**Action item**. In the entries that follow, how many lines contain "System"? Answer with the number only.

---------------

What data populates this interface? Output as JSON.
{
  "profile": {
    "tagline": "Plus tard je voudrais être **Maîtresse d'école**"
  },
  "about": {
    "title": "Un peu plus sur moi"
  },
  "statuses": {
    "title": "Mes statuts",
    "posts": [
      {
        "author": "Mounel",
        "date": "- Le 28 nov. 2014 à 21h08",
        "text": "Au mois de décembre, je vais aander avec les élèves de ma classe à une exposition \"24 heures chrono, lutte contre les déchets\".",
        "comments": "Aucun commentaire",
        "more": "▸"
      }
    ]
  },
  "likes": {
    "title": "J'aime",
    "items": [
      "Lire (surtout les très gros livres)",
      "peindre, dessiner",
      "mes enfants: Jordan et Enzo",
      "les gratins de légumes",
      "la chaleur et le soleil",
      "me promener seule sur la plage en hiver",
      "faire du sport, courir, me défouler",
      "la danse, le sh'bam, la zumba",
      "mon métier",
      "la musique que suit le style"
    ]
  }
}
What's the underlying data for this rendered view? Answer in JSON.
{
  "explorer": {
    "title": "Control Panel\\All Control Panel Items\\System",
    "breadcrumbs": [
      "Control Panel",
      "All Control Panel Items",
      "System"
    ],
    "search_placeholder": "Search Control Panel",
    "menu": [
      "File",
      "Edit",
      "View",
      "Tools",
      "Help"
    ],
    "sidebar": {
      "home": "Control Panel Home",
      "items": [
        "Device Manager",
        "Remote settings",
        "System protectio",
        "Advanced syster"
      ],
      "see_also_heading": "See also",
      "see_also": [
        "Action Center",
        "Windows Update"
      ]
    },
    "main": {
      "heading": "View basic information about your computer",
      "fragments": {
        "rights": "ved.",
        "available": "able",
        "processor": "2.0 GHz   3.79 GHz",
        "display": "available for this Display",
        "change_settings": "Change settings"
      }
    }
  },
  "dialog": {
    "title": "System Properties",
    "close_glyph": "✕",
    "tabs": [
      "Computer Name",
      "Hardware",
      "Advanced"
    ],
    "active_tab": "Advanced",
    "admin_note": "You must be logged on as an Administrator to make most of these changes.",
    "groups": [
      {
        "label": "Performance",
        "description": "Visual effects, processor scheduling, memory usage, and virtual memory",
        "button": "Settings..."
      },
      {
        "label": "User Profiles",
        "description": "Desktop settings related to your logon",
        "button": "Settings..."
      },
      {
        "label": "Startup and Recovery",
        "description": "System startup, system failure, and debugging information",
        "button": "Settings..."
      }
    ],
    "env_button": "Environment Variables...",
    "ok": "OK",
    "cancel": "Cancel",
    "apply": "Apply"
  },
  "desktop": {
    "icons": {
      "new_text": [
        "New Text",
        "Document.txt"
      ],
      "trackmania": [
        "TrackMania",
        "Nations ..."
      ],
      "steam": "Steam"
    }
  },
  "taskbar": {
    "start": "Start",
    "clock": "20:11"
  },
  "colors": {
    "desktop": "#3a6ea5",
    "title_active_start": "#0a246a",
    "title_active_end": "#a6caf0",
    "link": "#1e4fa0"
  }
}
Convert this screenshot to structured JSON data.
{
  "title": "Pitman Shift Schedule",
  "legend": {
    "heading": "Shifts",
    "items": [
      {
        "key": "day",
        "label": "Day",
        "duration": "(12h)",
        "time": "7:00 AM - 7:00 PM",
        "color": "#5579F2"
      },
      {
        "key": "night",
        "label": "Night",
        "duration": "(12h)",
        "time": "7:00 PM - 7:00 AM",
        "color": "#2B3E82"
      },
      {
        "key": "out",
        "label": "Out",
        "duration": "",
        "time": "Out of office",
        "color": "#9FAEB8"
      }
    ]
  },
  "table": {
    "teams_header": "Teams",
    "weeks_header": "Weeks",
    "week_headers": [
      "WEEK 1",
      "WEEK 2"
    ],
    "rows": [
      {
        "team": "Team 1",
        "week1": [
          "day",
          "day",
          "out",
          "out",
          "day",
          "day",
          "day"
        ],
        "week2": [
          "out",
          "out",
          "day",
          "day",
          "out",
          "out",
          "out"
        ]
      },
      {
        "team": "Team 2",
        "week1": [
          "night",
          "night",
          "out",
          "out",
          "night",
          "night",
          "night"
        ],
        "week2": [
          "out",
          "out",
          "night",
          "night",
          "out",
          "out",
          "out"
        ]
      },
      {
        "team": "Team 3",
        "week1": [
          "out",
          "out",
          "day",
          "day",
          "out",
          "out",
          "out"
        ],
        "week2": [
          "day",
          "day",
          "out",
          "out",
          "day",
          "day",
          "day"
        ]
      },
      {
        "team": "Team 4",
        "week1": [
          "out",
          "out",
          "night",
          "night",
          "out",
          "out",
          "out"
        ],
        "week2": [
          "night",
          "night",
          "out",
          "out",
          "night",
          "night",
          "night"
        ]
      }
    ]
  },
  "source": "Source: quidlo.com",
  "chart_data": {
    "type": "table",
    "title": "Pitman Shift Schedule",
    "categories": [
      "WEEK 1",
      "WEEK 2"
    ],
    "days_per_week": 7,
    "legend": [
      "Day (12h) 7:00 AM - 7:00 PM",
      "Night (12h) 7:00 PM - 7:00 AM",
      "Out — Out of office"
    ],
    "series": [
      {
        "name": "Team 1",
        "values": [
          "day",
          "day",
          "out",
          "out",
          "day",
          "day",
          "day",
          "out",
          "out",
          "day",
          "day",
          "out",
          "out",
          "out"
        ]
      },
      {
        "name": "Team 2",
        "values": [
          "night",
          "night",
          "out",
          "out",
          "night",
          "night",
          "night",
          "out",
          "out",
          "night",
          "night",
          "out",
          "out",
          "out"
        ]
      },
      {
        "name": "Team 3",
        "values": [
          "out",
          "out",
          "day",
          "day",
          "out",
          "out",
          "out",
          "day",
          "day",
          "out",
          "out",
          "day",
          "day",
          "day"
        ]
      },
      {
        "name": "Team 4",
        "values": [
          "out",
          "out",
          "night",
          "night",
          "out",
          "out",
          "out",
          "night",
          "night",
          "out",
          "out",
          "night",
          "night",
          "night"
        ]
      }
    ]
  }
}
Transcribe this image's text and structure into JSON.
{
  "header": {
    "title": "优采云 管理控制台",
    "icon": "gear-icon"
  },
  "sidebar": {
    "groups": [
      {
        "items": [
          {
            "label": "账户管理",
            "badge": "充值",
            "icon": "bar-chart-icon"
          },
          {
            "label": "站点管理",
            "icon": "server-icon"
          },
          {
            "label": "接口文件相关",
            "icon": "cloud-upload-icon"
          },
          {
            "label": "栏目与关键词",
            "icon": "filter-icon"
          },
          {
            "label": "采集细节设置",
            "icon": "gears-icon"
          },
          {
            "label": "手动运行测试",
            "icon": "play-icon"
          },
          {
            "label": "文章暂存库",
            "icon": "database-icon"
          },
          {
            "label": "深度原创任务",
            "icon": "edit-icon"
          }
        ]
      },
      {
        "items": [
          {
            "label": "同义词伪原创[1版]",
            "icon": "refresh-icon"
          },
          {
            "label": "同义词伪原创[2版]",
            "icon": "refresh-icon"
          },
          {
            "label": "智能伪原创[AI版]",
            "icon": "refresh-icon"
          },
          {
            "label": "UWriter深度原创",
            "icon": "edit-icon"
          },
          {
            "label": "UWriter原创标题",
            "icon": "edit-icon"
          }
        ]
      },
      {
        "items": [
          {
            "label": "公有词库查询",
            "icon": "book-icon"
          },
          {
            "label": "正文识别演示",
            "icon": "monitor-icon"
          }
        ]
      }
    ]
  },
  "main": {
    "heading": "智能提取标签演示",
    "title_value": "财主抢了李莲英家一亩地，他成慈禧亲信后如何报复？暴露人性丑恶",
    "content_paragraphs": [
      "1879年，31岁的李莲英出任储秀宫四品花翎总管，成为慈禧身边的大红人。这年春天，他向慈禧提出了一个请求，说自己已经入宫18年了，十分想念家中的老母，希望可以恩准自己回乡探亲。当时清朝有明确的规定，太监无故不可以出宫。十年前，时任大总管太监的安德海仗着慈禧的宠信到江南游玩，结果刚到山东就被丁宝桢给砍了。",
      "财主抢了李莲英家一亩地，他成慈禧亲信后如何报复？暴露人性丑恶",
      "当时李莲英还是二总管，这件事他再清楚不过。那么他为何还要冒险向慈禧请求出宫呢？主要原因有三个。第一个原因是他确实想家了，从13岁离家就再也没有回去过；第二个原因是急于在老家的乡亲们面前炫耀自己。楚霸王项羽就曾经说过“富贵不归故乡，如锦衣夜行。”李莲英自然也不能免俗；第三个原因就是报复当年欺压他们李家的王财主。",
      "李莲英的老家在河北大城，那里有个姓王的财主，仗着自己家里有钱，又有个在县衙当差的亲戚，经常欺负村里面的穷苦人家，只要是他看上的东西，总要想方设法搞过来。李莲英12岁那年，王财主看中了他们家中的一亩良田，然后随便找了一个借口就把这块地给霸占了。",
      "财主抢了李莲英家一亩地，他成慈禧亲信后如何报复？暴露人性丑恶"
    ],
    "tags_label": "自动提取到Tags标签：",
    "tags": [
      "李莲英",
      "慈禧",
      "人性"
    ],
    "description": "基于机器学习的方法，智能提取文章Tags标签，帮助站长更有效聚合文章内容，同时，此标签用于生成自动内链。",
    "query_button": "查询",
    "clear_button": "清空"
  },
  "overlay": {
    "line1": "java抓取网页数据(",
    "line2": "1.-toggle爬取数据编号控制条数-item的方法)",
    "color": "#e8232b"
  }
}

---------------

**Output for this exercise**. 5